The Sweet Tyranny of Other People: Virginia Woolf, Bloomsbury, and the World Beyond Belief

Dale DeBakcsy


A century ago that word stood for everything loathsome to the dying Victorian Age. Homosexuality and impiety, infidelity and socialism, all were embraced at one time or another by the roughly dozen figures of the Bloomsbury Group while even the most freethinking of their Imperial elders scratched their heads, wondering what their small acts of mid-century intellectual defiance had wrought.

Fearsome celebrities that long century ago, today most of the Bloomsbury cabal are the private delights beloved of a small collection of literature nerds and post-Edwardian junkies. Lytton Strachey, who savaged Victorian respectability and piety beyond all hope of recovery in Eminent Victorians (1918) and Queen Victoria (1921), is today That Fellow with the Long Hands in That One Carrington Painting, while Dora Carrington herself is simply That Artist Emma Thompson Played in That Movie Once. We do remember John Maynard Keynes—as Keynes the Economist, not Keynes the Homosexual Rebel. And of the others—Desmond MacCarthy, Saxon Sydney-Turner, Duncan Grant, Roger Fry ... only whispers.

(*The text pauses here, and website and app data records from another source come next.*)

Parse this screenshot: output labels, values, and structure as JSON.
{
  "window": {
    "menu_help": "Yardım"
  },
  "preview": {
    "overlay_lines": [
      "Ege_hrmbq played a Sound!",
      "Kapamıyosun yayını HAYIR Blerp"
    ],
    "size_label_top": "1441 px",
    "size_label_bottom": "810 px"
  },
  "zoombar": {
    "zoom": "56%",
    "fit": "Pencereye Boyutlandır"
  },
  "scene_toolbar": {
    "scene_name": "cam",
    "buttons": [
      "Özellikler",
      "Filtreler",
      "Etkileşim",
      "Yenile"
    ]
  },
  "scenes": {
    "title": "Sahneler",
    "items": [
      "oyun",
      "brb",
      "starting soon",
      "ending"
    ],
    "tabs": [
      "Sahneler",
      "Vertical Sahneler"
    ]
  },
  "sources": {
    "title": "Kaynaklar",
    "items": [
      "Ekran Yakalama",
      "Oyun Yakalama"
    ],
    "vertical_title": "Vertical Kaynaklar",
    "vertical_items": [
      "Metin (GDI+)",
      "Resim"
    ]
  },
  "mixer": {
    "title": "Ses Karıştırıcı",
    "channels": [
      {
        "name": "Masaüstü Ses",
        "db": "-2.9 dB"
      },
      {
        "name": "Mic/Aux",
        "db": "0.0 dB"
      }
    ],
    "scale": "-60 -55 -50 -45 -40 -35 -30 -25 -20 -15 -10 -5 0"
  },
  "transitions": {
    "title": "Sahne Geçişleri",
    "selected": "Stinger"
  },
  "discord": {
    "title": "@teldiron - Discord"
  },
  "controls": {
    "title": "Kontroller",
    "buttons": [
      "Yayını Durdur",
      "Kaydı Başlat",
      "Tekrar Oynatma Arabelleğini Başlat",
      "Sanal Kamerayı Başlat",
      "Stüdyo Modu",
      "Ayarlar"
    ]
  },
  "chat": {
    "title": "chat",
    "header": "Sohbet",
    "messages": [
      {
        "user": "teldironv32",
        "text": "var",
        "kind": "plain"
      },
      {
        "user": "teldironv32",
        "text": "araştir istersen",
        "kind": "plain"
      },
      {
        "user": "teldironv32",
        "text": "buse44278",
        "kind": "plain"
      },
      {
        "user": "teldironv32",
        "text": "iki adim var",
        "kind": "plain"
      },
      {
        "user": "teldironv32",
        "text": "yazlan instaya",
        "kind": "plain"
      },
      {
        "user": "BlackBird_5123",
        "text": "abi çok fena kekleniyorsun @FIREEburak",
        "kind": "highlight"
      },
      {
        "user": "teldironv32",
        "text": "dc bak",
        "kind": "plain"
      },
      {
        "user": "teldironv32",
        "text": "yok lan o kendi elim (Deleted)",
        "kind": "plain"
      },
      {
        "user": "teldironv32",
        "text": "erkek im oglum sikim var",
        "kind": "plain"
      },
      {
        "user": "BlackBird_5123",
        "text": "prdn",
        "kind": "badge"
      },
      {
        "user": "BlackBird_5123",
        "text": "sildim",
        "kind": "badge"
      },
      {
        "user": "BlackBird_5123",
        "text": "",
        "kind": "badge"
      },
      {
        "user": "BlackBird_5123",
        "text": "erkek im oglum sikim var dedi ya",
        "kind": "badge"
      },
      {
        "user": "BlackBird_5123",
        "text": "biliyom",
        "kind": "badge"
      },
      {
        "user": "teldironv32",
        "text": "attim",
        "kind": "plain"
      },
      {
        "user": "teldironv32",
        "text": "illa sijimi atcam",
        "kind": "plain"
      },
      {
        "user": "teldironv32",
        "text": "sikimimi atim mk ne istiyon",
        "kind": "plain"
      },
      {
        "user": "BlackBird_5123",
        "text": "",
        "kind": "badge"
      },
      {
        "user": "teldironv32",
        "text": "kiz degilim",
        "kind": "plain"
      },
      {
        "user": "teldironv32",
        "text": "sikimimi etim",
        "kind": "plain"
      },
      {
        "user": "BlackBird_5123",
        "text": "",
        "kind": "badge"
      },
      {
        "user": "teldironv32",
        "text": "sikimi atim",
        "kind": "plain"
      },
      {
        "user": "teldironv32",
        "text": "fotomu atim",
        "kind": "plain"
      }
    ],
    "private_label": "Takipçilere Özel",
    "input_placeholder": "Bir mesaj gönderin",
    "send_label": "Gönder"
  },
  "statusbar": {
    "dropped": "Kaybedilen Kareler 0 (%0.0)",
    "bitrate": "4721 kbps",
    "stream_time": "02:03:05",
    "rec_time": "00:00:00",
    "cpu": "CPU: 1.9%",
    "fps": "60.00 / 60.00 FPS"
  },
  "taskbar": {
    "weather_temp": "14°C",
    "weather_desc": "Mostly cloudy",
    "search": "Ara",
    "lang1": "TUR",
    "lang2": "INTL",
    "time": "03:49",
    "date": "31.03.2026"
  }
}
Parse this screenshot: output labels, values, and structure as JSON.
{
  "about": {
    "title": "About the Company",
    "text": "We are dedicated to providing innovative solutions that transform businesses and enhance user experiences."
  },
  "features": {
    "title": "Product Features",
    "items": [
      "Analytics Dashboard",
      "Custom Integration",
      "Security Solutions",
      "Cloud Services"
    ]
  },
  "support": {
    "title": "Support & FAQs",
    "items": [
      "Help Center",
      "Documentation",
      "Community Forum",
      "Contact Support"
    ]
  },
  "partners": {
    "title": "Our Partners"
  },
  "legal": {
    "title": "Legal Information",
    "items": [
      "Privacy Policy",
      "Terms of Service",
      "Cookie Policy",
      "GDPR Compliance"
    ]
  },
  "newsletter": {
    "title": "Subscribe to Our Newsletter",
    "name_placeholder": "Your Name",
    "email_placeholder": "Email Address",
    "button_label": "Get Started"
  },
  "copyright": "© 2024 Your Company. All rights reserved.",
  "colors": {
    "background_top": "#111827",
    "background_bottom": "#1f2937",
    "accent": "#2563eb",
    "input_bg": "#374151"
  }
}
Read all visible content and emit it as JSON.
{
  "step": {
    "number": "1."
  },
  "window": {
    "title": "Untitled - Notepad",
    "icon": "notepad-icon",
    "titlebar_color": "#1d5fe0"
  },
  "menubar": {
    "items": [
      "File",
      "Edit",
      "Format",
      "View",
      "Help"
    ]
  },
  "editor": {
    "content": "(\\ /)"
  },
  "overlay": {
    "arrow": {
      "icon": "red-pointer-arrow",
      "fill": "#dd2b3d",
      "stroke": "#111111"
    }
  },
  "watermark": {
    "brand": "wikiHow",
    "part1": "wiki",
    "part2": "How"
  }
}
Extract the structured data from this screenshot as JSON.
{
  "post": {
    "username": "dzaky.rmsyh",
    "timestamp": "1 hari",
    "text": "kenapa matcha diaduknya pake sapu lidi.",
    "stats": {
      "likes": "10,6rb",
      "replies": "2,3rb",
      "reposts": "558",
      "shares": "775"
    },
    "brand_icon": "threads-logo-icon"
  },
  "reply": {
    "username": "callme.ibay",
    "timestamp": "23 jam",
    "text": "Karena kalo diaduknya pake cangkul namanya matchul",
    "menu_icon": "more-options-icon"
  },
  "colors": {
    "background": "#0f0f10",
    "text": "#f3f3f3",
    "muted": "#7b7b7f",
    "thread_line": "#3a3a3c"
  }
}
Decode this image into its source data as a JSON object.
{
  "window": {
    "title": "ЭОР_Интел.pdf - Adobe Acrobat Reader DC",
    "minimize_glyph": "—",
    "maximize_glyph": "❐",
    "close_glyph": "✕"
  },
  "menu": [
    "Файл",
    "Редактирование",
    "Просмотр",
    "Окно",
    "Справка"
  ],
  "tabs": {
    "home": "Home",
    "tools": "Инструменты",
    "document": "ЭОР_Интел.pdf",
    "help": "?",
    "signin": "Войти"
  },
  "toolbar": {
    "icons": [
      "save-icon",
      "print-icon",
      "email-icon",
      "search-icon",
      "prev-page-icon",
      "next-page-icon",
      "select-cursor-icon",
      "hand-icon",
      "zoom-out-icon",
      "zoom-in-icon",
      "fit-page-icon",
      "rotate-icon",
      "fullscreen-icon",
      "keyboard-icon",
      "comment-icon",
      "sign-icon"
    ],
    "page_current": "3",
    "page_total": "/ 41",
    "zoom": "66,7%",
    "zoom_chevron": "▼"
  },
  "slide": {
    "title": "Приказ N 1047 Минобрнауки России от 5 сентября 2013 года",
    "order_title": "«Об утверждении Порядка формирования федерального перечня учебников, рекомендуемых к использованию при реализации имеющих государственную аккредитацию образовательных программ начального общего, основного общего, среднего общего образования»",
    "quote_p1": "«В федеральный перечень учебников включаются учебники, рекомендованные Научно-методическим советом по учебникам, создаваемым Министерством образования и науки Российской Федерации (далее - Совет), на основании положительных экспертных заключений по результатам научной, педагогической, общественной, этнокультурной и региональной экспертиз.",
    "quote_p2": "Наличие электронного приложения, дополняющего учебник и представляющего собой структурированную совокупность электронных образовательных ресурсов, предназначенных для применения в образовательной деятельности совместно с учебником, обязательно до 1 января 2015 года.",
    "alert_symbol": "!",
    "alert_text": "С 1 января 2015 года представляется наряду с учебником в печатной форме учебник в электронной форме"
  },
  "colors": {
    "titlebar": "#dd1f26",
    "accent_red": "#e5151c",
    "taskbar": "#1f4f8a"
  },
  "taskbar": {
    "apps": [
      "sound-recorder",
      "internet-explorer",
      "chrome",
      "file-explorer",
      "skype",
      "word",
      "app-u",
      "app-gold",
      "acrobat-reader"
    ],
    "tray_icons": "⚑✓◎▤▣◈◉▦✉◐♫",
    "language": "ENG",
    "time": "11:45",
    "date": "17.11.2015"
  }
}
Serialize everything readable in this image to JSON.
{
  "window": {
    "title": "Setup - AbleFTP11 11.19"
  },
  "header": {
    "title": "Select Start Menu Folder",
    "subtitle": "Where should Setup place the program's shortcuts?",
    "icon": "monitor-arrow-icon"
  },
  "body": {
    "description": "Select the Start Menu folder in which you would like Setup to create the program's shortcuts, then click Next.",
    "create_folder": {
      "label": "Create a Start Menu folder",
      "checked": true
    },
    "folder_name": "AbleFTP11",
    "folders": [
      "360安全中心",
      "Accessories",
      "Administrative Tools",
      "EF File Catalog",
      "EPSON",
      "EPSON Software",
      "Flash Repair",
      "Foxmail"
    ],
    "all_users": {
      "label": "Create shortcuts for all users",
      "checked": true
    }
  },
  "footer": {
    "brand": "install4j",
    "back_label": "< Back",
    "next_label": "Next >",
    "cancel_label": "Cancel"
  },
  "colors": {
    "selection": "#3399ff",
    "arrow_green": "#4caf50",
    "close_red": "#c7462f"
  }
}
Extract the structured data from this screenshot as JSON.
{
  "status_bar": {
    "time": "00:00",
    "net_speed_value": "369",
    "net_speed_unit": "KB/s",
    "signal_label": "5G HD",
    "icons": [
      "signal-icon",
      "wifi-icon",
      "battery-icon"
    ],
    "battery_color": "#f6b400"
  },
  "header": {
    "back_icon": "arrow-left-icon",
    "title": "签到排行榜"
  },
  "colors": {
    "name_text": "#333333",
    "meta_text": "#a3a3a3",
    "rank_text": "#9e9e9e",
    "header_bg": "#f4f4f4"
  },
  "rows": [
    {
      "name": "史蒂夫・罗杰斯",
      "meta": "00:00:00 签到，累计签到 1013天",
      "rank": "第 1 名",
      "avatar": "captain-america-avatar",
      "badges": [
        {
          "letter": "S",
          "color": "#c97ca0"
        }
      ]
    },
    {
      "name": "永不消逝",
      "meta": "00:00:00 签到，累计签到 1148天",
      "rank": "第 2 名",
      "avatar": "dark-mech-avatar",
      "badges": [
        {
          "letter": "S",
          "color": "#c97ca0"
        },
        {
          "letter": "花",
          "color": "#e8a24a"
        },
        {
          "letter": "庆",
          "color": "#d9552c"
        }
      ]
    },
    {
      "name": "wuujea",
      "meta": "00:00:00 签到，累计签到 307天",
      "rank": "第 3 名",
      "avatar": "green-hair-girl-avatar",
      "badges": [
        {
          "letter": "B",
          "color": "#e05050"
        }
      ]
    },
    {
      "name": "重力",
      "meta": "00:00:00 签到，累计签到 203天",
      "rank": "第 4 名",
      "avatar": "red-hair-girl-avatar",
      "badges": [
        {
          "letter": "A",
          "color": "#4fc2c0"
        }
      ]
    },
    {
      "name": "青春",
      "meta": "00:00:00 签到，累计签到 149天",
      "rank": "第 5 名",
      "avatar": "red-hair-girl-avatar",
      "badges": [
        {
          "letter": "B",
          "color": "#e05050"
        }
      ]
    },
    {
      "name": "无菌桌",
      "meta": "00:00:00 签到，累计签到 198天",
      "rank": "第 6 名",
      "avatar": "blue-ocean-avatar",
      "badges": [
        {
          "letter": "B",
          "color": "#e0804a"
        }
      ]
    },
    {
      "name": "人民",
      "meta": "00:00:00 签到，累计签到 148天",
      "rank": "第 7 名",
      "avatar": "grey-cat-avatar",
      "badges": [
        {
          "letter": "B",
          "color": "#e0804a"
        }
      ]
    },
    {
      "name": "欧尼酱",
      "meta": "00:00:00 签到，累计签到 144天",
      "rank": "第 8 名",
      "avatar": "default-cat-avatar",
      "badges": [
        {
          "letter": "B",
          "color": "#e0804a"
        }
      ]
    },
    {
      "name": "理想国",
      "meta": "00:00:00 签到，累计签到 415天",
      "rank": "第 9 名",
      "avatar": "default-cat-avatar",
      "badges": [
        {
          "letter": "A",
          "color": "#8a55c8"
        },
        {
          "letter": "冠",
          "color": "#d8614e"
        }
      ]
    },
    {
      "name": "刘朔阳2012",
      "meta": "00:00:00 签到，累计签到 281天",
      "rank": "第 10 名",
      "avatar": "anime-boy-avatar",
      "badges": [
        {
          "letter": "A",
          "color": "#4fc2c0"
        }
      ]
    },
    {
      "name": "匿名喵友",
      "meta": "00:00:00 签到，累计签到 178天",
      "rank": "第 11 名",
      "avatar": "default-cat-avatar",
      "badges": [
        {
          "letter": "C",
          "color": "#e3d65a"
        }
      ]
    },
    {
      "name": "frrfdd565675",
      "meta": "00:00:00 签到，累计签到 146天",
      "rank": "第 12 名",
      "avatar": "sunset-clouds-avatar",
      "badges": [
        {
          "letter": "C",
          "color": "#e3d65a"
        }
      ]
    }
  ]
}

This article is available to subscribers only.
Subscribe now or log in to read this article.